Except for minor deficiencies in stowage the test was considered successful. On 1 July 1965 MARAD was advised of a MSTS plan to activate 16 Victory ships (soon reduced to 12) during 1966 for employment in the Forward Floating Depot (FFD) project (see the AG 179 class). These were not acquired as FFD ships, however, and as the Vietnam War intensified the need for military vehicles in-country the three ships delivered their loads to Vietnam and then served as general point-to-point freighters manned by Korean crews within the Far East area. The FFD concept also fell victim to the acceleration of the Fast Deployment Logistics Ship (FDL) program, which was to use fast roll-on roll-off ships to preposition military equipment. After the cancellation of the FDL program the prepositioning concept lay dormant for about a decade but revived on a large scale beginning with the Rapid Deployment Force (RDF) of 1979 and ultimately the Maritime Prepositioning Squadrons (MPS) of the 1980s.

Ship Notes:

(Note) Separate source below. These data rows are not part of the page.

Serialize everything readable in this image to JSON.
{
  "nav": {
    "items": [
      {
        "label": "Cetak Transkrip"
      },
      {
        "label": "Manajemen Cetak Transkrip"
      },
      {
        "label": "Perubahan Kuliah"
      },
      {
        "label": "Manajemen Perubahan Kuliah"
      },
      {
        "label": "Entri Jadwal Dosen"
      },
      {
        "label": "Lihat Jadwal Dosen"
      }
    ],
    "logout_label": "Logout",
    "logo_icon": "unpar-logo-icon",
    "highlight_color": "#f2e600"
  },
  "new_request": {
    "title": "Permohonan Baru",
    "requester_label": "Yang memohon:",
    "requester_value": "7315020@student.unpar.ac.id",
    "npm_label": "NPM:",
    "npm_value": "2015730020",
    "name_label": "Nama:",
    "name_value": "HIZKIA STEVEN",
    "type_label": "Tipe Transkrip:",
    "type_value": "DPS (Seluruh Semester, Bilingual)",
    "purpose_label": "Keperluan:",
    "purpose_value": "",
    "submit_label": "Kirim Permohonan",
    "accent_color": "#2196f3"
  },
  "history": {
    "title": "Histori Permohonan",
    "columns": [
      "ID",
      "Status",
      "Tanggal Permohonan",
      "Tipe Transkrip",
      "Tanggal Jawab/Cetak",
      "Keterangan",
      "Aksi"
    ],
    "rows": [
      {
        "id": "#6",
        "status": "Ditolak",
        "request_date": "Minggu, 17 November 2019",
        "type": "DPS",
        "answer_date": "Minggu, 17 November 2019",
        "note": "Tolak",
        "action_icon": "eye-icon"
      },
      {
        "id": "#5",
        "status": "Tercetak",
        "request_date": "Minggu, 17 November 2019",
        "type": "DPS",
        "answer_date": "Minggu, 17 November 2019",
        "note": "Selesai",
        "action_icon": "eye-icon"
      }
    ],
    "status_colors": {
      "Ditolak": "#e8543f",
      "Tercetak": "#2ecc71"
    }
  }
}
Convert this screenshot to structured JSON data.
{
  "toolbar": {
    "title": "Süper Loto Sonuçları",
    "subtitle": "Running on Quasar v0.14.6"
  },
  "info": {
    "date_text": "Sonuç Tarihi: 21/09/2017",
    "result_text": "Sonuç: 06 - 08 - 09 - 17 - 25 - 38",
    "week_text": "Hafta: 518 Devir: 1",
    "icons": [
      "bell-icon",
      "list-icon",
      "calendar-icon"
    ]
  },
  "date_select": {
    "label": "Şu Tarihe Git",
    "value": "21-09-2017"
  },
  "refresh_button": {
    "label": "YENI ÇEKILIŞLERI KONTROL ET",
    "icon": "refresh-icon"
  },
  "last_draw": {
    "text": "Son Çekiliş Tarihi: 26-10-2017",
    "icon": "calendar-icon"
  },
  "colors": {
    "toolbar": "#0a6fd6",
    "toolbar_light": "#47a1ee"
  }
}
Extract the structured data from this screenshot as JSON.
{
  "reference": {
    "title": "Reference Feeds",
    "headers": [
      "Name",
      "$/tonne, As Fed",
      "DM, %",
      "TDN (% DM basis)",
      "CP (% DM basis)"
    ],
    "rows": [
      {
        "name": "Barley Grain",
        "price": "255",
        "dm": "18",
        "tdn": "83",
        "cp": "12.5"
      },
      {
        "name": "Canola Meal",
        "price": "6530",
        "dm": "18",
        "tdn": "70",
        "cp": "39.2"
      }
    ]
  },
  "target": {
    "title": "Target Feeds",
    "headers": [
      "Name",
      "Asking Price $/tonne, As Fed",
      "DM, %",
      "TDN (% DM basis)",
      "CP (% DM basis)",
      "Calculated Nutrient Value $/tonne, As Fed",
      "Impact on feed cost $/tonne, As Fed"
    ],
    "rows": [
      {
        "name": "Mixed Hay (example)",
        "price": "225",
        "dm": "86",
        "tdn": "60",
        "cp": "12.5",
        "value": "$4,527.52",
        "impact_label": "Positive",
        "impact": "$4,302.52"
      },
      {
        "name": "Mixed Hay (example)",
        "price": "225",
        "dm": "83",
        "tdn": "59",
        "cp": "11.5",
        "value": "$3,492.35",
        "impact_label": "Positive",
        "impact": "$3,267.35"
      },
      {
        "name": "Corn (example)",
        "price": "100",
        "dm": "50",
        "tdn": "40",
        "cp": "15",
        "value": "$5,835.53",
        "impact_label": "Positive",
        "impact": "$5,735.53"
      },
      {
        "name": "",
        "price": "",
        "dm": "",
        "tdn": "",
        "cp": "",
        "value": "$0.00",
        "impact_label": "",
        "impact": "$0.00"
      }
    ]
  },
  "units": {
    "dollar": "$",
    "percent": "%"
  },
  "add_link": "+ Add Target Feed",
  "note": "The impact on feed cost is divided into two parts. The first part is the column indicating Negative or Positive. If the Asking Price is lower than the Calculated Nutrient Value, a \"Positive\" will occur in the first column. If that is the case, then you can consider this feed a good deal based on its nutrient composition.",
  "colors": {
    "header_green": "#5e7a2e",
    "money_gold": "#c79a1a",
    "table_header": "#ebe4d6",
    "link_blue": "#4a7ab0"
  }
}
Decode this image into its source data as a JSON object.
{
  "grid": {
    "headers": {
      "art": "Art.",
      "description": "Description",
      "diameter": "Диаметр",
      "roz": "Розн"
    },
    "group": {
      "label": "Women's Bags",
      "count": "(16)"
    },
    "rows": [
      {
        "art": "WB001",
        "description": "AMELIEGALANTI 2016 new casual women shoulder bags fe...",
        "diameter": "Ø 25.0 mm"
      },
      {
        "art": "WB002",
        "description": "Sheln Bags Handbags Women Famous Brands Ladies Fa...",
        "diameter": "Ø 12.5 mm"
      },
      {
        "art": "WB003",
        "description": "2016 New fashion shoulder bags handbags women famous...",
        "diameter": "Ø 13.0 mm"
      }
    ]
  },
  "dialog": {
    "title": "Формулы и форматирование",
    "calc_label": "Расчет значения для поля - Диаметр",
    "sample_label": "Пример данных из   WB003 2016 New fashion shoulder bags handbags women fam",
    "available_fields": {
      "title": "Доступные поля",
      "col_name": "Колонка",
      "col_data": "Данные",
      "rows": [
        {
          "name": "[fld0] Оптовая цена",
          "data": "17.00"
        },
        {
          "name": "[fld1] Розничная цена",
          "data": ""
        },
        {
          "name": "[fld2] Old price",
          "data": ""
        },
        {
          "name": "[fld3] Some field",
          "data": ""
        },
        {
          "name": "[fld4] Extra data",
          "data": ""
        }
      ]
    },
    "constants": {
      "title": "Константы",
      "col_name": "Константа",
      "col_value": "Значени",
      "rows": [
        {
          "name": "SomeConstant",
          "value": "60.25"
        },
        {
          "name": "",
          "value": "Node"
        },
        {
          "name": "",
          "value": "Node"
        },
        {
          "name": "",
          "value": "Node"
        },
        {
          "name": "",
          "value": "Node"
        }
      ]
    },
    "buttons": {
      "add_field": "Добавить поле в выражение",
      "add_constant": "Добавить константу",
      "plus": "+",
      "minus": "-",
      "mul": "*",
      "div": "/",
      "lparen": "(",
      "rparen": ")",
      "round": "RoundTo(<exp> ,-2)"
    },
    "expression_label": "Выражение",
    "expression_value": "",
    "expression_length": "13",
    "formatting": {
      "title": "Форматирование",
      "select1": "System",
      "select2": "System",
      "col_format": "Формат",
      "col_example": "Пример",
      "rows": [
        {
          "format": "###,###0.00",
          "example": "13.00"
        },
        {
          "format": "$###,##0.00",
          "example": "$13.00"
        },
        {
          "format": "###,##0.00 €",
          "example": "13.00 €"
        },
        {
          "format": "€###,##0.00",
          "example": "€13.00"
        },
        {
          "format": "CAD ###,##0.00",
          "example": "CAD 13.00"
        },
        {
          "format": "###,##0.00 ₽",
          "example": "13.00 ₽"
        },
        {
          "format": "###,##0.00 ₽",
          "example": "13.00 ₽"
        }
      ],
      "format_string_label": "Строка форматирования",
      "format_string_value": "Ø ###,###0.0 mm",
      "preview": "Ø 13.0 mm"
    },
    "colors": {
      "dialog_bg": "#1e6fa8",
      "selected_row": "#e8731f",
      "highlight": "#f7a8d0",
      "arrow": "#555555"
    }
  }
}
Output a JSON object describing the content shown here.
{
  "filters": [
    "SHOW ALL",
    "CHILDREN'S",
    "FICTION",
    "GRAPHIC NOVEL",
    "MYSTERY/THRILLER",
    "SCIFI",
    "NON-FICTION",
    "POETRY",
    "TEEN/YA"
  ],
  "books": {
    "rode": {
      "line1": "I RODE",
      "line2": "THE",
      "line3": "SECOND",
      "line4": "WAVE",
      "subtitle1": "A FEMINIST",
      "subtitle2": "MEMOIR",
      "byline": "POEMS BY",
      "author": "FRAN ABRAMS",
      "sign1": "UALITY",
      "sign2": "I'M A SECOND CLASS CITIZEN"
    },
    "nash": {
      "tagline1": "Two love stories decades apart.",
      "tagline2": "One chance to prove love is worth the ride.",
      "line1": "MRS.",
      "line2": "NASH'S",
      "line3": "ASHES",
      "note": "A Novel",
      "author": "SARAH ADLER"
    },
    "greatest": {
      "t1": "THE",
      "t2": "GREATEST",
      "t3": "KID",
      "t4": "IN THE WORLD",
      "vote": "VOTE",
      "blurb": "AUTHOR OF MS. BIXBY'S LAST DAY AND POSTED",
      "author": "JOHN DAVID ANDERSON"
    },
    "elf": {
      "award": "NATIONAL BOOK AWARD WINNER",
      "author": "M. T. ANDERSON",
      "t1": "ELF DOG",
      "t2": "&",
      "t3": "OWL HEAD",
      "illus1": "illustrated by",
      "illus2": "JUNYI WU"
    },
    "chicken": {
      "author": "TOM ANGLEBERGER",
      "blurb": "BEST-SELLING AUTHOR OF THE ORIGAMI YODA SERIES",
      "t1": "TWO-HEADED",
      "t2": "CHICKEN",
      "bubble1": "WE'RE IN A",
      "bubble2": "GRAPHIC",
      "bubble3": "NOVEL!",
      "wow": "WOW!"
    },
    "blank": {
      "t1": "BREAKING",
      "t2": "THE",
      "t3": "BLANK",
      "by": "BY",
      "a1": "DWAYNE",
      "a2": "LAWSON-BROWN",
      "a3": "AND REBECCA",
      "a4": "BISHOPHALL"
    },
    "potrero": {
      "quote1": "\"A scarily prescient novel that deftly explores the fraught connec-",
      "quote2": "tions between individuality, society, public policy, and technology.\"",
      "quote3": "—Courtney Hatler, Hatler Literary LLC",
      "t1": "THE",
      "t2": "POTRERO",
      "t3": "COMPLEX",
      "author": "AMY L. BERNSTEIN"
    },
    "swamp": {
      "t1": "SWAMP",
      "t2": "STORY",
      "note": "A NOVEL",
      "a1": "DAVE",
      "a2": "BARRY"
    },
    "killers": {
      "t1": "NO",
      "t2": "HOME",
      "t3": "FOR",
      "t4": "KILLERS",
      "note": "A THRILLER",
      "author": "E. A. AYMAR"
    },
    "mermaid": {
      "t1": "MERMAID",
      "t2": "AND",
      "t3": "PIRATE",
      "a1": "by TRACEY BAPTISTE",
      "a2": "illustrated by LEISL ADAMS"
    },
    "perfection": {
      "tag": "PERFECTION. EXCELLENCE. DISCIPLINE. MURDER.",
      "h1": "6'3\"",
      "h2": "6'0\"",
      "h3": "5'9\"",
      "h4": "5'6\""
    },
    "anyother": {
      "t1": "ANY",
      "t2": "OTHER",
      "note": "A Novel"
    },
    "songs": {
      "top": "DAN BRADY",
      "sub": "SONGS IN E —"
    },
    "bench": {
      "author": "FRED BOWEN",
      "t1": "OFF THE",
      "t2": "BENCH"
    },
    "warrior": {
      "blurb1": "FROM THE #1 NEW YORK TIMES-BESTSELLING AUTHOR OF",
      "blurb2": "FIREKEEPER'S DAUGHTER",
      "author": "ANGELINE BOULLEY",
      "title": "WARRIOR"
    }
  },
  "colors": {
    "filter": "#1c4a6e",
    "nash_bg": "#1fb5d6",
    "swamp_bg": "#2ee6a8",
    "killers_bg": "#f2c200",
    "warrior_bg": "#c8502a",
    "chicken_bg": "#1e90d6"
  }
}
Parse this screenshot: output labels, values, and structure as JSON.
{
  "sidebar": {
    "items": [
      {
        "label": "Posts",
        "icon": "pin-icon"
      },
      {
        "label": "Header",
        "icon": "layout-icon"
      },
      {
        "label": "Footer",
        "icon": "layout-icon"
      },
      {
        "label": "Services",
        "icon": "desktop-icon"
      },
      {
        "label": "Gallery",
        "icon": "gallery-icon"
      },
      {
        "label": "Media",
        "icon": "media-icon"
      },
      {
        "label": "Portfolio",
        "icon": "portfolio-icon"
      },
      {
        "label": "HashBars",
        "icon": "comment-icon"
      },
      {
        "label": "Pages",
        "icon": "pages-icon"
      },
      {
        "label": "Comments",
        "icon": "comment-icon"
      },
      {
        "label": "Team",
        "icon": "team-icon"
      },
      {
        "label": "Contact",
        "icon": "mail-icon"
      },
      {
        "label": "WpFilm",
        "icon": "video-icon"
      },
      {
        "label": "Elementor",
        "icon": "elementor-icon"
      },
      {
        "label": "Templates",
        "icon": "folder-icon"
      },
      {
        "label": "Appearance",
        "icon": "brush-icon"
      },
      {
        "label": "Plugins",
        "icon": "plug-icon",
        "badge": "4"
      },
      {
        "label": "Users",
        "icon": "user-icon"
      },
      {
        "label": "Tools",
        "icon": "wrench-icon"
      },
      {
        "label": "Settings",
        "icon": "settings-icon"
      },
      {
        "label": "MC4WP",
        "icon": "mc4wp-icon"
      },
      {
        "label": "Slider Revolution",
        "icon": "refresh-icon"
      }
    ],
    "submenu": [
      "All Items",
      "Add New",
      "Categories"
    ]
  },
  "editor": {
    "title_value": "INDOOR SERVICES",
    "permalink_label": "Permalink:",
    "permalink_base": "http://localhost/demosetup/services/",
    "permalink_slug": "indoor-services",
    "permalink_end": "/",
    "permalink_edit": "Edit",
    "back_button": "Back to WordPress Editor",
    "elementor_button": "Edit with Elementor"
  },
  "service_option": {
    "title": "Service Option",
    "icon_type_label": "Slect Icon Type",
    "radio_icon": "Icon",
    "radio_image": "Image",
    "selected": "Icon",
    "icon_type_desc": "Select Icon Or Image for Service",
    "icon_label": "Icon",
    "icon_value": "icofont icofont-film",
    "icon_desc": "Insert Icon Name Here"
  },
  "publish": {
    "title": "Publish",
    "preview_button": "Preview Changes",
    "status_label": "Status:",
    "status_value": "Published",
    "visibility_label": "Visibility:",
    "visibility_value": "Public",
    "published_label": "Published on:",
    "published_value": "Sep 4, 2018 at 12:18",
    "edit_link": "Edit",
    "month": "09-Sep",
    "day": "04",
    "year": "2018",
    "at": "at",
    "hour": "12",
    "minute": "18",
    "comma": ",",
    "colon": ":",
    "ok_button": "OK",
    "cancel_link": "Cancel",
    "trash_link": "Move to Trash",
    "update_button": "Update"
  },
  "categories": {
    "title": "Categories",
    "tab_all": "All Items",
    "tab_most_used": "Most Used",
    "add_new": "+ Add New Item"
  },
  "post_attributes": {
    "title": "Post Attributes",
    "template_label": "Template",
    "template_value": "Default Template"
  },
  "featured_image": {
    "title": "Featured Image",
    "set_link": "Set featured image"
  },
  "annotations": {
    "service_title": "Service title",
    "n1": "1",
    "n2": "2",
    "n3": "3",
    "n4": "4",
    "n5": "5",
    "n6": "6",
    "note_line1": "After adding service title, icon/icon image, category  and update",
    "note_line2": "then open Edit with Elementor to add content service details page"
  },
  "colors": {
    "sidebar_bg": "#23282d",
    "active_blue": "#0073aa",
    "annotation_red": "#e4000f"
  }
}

172PHOENIX183(ex-ARIZONA, ex-CAPITAL VICTORY 1948, completed 8 May 1945). FY 1963. Laid up by MA at San Francisco 1960, transferred to MSTS on 25 October 1962. Converted by Willamette Iron and Steel Co., Portland, Ore. in November 1962. Reassigned to general cargo operations with a Korean crew in 1965 under the control of MSTSPAC, placed out of service in 1970. To buyer 20 Sep 1973 at Yokosuka.
173PROVO691(ex-UTAH, ex-CALIFORNIA 1963, ex-DREW VICTORY 1949, completed 14 Jul 1945). FY 1963. Accepted by MA and MSTS from commercial operator in San Francisco on 2 March 1963 and converted in April-May 1963 by Willamette Iron and Steel Co., Portland, Ore. Then proceed to Norfolk for logistics and arrived at Subic Bay July 1963. In 1966 PROVO became a point to point cargo carrier, delivering military supplies to Okinawa and Viet Nam from stocking points in Japan and Subic Bay. To buyer 20 Sep 1973 at Yokosuka.
174CHEYENNE693(ex-WYOMING, ex-MIDDLESEX VICTORY 1948, completed 24 Jul 1945). FY 1963. Accepted by MA and MSTS from commercial operator 29 Dec 1962 and converted by Pacific Ship Repair, San Francisco, Calif., from 21 Jan 1963 to 22 Mar 1963. In 1966 she changed home port to Pusan Korea and was manned by Korean merchant seaman. At that time she was one of 4 cargo ships and 19 USNS LSTs operating out of MSTS Office Pusan primarily providing support in the Viet Nam theater. Her master was a former ROK Navy captain. To buyer 20 Sep 1973 at Yokosuka.

Page Notes:
Compiled: 18 Oct 2021
© Stephen S. Roberts, 2021
Special sources: Norman Friedman, U.S. Amphibious Ships and Craft (Annapolis, 2002).